## Task prompt:
Would you reproduce every record exactly, leaving out the pictures?

## Recorded data:
####

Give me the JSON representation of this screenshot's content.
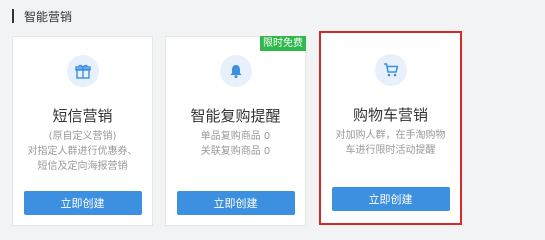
{
  "section": {
    "title": "智能营销"
  },
  "cards": [
    {
      "icon": "gift-icon",
      "title": "短信营销",
      "desc_lines": [
        "(原自定义营销)",
        "对指定人群进行优惠券、",
        "短信及定向海报营销"
      ],
      "button_label": "立即创建"
    },
    {
      "icon": "bell-icon",
      "title": "智能复购提醒",
      "badge": "限时免费",
      "desc_lines": [
        "单品复购商品 0",
        "关联复购商品 0"
      ],
      "button_label": "立即创建"
    },
    {
      "icon": "shopping-cart-icon",
      "title": "购物车营销",
      "desc_lines": [
        "对加购人群，在手淘购物",
        "车进行限时活动提醒"
      ],
      "button_label": "立即创建"
    }
  ],
  "colors": {
    "accent": "#3d8fe0",
    "badge": "#2fb84b",
    "highlight_border": "#d42a2a"
  }
}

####

## Solution for this problem:
Give me the JSON representation of this screenshot's content.
{
  "section": {
    "title": "智能营销"
  },
  "cards": [
    {
      "icon": "gift-icon",
      "title": "短信营销",
      "desc_lines": [
        "(原自定义营销)",
        "对指定人群进行优惠券、",
        "短信及定向海报营销"
      ],
      "button_label": "立即创建"
    },
    {
      "icon": "bell-icon",
      "title": "智能复购提醒",
      "badge": "限时免费",
      "desc_lines": [
        "单品复购商品 0",
        "关联复购商品 0"
      ],
      "button_label": "立即创建"
    },
    {
      "icon": "shopping-cart-icon",
      "title": "购物车营销",
      "desc_lines": [
        "对加购人群，在手淘购物",
        "车进行限时活动提醒"
      ],
      "button_label": "立即创建"
    }
  ],
  "colors": {
    "accent": "#3d8fe0",
    "badge": "#2fb84b",
    "highlight_border": "#d42a2a"
  }
}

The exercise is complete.